P.S. and I love how you argue with me about loving me more, saying I must not know the meaning of infinity....I do, because I love you infinity.

Dear Mom

This is the letter my sweet husband, Mark wrote for his Mom's Memorial service. I wanted to share it:

Dear Mom,

I will never have to look very far to see or realize the lasting effects of your life on mine. From the car I now drive, to the saxophone I play, to the Christmas music I enjoy, and even to my wife’s name. And though the Toyota will someday be traded in and I might move on, the good lord willing, to a Selmer Mark VI tenor, I will always have the music you put in my heart.

So many Saturday afternoons of my youth were spent listening to Will Moyle’s Essence of Jazz show on WXXI, during which you would inevitably hear a tune that inspired you to walk over to the piano, pick out the right key, sit right down and launch into the song, singing and playing, filling the entire home with a joyful noise.

Sunday mornings meant off to this very church, good old Mt. Rise, to worship God, and to sing with the choir. Again, your beautiful voice would fill the sanctuary, and though shy, little Markie was often embarrassed by the fact that his mom was up there, seemingly singing above all the rest, I secretly was so very proud that you had such a beautiful, sweet, yet powerful and commanding set of pipes.

One might think that a young boy who had lost his father at such a young age, as I did, might have unpleasant memories of his youth. And yet, I have none of that. Our days on Red Fox Run were, in my memory, filled with happiness. And while I was well aware that the makeup of our family was different from almost everybody else’s in the neighborhood, I did not long for anything more than what we had; what you worked so hard to establish.

And perhaps the most meaningful lessons you taught me were in your last years. When you first came to live with us, I thought to myself, “this will be cool; Mom can hang out downstairs, do what she wants, we can visit with her and we’ll have a built in babysitter!”
I soon came to realize that that wasn’t the case. Taking care of you was often difficult and time consuming.

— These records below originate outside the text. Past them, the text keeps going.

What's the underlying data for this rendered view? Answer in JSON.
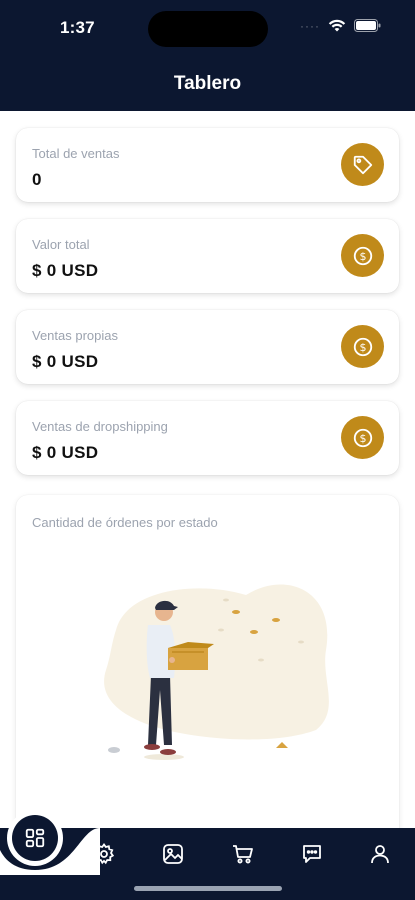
{
  "status_bar": {
    "time": "1:37",
    "signal": "····"
  },
  "header": {
    "title": "Tablero"
  },
  "cards": [
    {
      "label": "Total de ventas",
      "value": "0",
      "icon": "tag-icon"
    },
    {
      "label": "Valor total",
      "value": "$ 0 USD",
      "icon": "dollar-coin-icon"
    },
    {
      "label": "Ventas propias",
      "value": "$ 0 USD",
      "icon": "dollar-coin-icon"
    },
    {
      "label": "Ventas de dropshipping",
      "value": "$ 0 USD",
      "icon": "dollar-coin-icon"
    }
  ],
  "orders_chart": {
    "label": "Cantidad de órdenes por estado"
  },
  "nav": {
    "items": [
      "dashboard-icon",
      "gear-icon",
      "image-icon",
      "cart-icon",
      "chat-icon",
      "user-icon"
    ]
  },
  "colors": {
    "header_bg": "#0c1730",
    "accent": "#c08a1a"
  }
}
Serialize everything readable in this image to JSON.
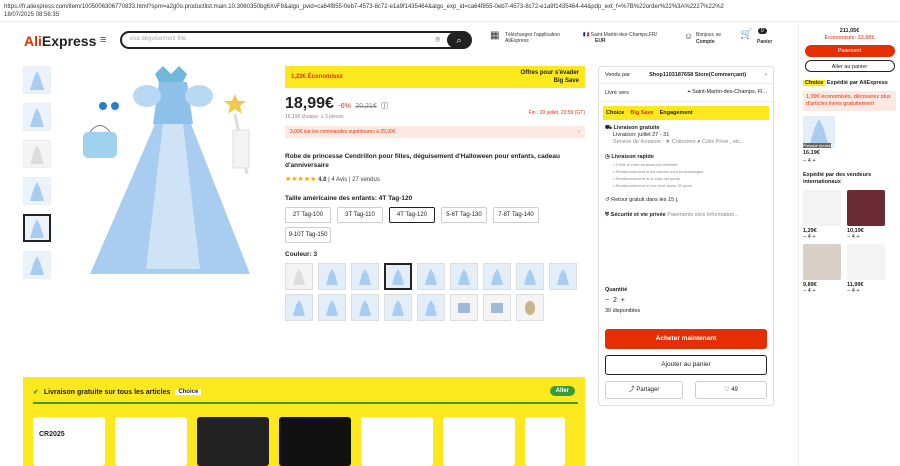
{
  "browser": {
    "url": "https://fr.aliexpress.com/item/1005006306770833.html?spm=a2g0o.productlist.main.10.3060350bg6XvF8&algo_pvid=ca64f855-0eb7-4573-8c72-e1a9f1435464&algo_exp_id=ca64f855-0eb7-4573-8c72-e1a9f1435464-44&pdp_ext_f=%7B%22order%22%3A%2227%22%2",
    "datetime": "18/07/2025 08:56:35"
  },
  "header": {
    "logo_a": "Ali",
    "logo_b": "Express",
    "search_placeholder": "eva déguisement fille",
    "app_label": "Téléchargez l'application AliExpress",
    "ship_to": "Saint-Martin-des-Champs,FR/",
    "currency": "EUR",
    "account_line1": "Bonjour, se",
    "account_line2": "Compte",
    "cart_label": "Panier",
    "cart_count": "0"
  },
  "product": {
    "promo_left": "1,22€ Économisez",
    "promo_right_1": "Offres pour s'évader",
    "promo_right_2": "Big Save",
    "price": "18,99€",
    "discount": "-6%",
    "old_price": "20,21€",
    "unit_price": "16,19€ chaque, ≥ 3 pièces",
    "date_info": "Fin : 20 juillet, 23:59 (GT)",
    "coupon": "3,00€ sur les commandes supérieures à 29,00€",
    "title": "Robe de princesse Cendrillon pour filles, déguisement d'Halloween pour enfants, cadeau d'anniversaire",
    "rating": "4.8",
    "reviews": "4 Avis",
    "sold": "27 vendus",
    "size_label": "Taille américaine des enfants: 4T Tag-120",
    "sizes": [
      "2T Tag-100",
      "3T Tag-110",
      "4T Tag-120",
      "5-6T Tag-130",
      "7-8T Tag-140",
      "9-10T Tag-150"
    ],
    "color_label": "Couleur: 3"
  },
  "buybox": {
    "seller_label": "Vendu par",
    "seller": "Shop1103187658 Store(Commerçant)",
    "deliver_label": "Livré vers",
    "deliver_to": "Saint-Martin-des-Champs, Fl...",
    "choice": "Choice",
    "bigsave": "Big Save",
    "engagement": "Engagement",
    "free_title": "Livraison gratuite",
    "free_date": "Livraison: juillet 27 - 31",
    "service": "Service de livraison : ★ Colissimo ● Colis Privé , etc.",
    "fast_title": "Livraison rapide",
    "fast_1": "• 3,00€ si votre livraison est retardée",
    "fast_2": "• Remboursement si les articles sont endommagés",
    "fast_3": "• Remboursement si le colis est perdu",
    "fast_4": "• Remboursement si non livré après 30 jours",
    "return": "Retour gratuit dans les 15 j.",
    "security": "Sécurité et vie privée",
    "security_sub": "Paiements sûrs Information...",
    "qty_label": "Quantité",
    "qty": "2",
    "available": "30 disponibles",
    "buy_now": "Acheter maintenant",
    "add_cart": "Ajouter au panier",
    "share": "Partager",
    "fav_count": "49"
  },
  "sidebar": {
    "total": "211,05€",
    "savings": "Économisés: 33,88€",
    "pay": "Paiement",
    "cart": "Aller au panier",
    "choice_badge": "Choice",
    "shipped_by": "Expédié par AliExpress",
    "promo_text": "1,99€ économisés, découvrez plus d'articles livrés gratuitement",
    "item_tag": "Presque épuisé",
    "item_price": "16,19€",
    "item_qty": "4",
    "intl_title": "Expédié par des vendeurs internationaux",
    "prices": [
      "1,29€",
      "10,19€",
      "9,89€",
      "11,99€"
    ],
    "qtys": [
      "4",
      "4",
      "4",
      "4"
    ]
  },
  "banner": {
    "title": "Livraison gratuite sur tous les articles",
    "badge": "Choice",
    "go": "Aller",
    "tile1": "CR2025"
  },
  "colors": {
    "accent": "#e62e04",
    "yellow": "#fde81e",
    "dress": "#a9cdf0"
  }
}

But the experience was also rewarding and consequential to myself, Ellie jr., Beau, Teale and Gwenn. We learned that families ought to stick together, we learned to give back and we saw the grace of God moving in countless others who would out of the kindness of their hearts pick you up and take you to choir, out for lunch or to a concert.

Mom, I owe you so much. And yet if you were here I know you would say, “don’t be silly.” I will be eternally thankful for so many life lessons you passed on. Until my dying days I will remember the good times: Our yearly camping trips, waking up Christmas morning with the sliding door shut, calling out to Scott downstairs through the heating vents to coordinate our joint convergence on the presents under the tree, seeing you in the hallways at Jeff Road, tap dancing to “Put on a Happy Face”. God is good. Thank you, Mom. I love you.